        Will all respect for an old man saying, this maybe can be true for hardware. Back in those days there was no such thing as software. With software, user can do only that much the developer wants him to do. The string developer is keeping the user attached with as long he is using its product. You might keep the device in hand, but user cannot “own” the software. SWAT has no use in this case. They’re called different…

  • Framboogle

    Has no one heard of LocalIAPStore? Or iAPCracker?

  • amazingrugs

    Solution #1 – Set the restriction for in app purchases on the phone.

    Solution #2 – Don’t give your iTunes account password to your kids. Don’t allow them to use the device 15 minutes after entering the password if you do happen to download an app for them.

    Solution #3 – Maybe Apple puts in an option so the user can create a separate password for buying an in app purchase.

    Parents are being lazy here. Do some research.

  • @dongiuj

    Discipline your child!

  • “Let’s be honest here, parents are uninformed and mostly unaware that the freemium model comes with quite a few strings attached.”

    Exactly! The moral solution here is to disable IAP by default and reuire confirmation by e-mail to turn it on…but noo…that’s locking out big profit for capitalists.

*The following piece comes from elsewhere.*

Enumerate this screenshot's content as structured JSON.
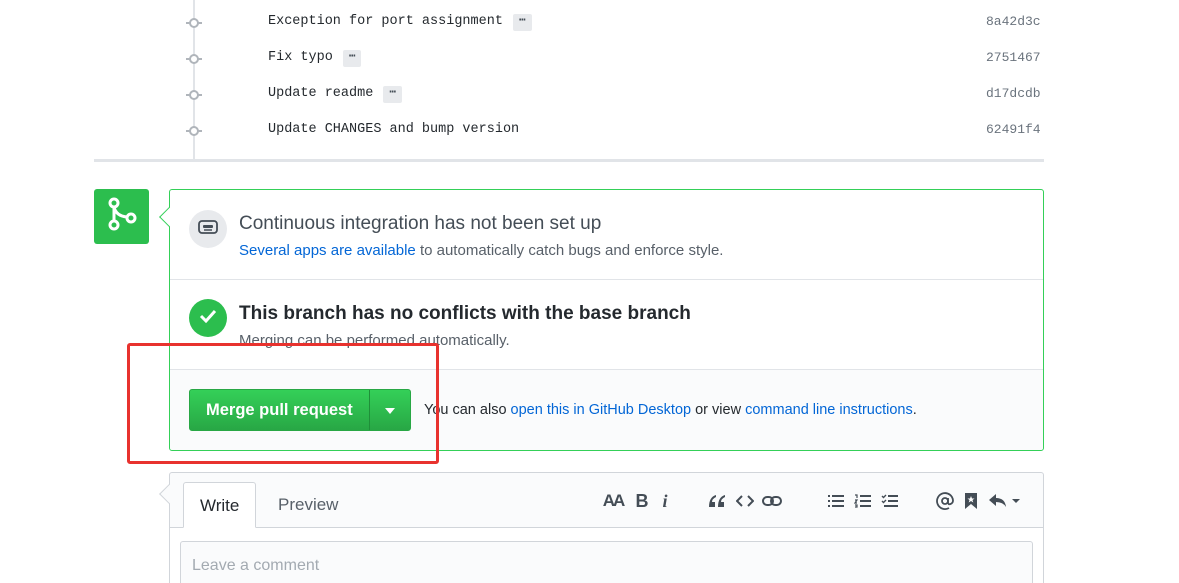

  • marshall

    well, to be honest just read over all of your comments.
    it’s a controversial issue sounds like.
    But i’ve to agree about that companies should stop doing theirs buy it now auction.
    Because (unfortunately) in the 21 century it’s so evident that the 0-6 years kiddos playing on parents iPad iPhone or being accurate smart-staffs!
    As Far they are kiddos and they don’t really understand what they are doing thats why you simply can’t blame on the kids!!(!!!)
    Of Course what about parents, they are hard working they are happy when they could play with their kids than have a rest.

    for those whose are older like 14-90y. which is a quiet big range of group it’s their OWN RESPONSIBILITY wether to buy or not!

    i used to play with Simpsons Tapped Out (what is about this purchase in stuff basically) but never ever bought any donuts or as it’s aforementioned power ups.
    i just shut down.
    simply log out of that place where you can verify your details.
    if you don’t give the details you won’t be able to download/buy automatically these stuffs.

    Oh, just a question i don’t want to be sooo personal. They have been charged..Apple and Google or which one where this penalty goes to?? those who has been suffered? OR to these politicians?! just a question..
    ; ),